Task: Filter the records, keeping every line that has the string "users".

:: Provided data ::

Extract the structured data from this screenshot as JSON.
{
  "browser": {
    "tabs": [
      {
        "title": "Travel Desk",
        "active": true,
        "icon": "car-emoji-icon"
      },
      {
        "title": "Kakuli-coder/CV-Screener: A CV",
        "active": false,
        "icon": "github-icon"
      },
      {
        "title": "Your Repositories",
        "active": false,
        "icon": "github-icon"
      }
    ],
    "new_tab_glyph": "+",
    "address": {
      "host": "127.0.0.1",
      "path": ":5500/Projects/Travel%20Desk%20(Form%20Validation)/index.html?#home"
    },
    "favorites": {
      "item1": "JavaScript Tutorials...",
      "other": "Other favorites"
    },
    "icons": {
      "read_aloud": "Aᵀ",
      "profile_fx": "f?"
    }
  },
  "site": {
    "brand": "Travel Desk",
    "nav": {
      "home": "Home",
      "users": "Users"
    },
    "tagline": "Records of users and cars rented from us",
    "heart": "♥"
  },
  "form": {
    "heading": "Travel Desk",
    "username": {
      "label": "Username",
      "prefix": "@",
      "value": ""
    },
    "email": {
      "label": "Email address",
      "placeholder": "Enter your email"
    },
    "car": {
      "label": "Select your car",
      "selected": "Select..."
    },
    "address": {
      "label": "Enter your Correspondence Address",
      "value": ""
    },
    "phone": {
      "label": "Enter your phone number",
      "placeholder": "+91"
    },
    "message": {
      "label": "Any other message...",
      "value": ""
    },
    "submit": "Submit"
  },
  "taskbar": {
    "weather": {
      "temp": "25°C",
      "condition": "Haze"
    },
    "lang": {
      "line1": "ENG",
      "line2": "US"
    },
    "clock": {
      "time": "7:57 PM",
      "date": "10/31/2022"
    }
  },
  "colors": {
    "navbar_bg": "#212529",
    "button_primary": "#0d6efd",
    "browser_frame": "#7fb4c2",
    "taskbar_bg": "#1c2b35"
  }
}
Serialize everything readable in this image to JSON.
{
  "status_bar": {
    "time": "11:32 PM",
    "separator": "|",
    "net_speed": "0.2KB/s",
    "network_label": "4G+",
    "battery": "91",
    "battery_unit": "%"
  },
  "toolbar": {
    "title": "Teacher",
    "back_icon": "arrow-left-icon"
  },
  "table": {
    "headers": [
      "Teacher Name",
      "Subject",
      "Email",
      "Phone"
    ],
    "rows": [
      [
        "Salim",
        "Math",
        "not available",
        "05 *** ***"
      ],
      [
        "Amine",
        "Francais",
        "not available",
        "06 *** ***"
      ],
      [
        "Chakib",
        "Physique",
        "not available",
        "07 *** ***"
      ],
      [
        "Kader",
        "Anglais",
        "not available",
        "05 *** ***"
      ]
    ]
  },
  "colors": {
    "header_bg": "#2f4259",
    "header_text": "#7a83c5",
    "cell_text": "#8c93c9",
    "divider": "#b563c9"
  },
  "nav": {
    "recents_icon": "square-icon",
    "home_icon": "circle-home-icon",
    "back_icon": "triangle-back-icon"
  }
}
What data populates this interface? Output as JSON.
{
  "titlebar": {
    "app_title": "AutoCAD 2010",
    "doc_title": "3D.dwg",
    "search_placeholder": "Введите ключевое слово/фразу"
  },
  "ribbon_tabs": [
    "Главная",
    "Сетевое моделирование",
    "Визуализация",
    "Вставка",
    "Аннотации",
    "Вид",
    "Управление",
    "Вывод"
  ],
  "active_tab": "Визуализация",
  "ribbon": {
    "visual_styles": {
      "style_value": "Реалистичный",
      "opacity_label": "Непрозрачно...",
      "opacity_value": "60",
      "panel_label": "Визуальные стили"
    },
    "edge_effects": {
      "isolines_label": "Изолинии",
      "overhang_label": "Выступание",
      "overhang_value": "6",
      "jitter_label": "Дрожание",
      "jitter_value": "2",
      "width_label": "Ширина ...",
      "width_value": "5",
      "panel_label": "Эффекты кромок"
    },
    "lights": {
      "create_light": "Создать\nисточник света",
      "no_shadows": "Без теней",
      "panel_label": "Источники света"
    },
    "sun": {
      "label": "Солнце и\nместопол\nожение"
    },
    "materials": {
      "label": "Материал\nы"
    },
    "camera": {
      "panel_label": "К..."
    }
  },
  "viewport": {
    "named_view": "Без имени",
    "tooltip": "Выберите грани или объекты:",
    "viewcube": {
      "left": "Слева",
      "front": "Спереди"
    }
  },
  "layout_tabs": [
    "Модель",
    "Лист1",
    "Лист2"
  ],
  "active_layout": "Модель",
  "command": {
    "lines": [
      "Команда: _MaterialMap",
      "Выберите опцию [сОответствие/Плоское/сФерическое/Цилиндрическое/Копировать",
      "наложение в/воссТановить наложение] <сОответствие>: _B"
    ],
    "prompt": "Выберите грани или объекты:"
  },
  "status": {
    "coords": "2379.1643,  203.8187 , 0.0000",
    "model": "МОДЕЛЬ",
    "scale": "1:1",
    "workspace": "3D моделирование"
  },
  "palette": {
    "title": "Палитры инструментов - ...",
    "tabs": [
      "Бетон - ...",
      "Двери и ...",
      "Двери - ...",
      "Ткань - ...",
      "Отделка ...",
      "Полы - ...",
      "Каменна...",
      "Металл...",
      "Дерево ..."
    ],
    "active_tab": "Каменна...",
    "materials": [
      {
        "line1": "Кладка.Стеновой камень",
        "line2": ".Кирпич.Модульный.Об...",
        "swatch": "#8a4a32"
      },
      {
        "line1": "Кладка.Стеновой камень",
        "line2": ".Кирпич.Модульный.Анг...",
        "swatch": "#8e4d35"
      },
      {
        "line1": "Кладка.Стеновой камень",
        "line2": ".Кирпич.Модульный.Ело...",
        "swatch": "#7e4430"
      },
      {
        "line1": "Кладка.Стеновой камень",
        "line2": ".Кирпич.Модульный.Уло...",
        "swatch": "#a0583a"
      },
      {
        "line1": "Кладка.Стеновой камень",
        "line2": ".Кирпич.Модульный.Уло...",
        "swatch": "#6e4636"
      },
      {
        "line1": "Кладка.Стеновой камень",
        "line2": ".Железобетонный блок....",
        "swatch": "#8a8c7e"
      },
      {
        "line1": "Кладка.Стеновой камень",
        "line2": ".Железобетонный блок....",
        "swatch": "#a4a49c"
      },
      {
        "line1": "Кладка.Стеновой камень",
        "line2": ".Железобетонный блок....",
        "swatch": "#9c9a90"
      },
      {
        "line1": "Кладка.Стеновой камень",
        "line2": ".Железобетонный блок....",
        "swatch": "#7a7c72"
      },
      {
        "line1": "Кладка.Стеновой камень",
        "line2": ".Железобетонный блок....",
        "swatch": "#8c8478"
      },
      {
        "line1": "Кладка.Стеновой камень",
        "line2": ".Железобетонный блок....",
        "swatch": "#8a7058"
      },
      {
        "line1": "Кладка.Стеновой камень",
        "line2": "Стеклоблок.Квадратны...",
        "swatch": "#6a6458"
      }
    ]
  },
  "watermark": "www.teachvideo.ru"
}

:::

Answer to this exercise:
      "users": "Users"
    "tagline": "Records of users and cars rented from us",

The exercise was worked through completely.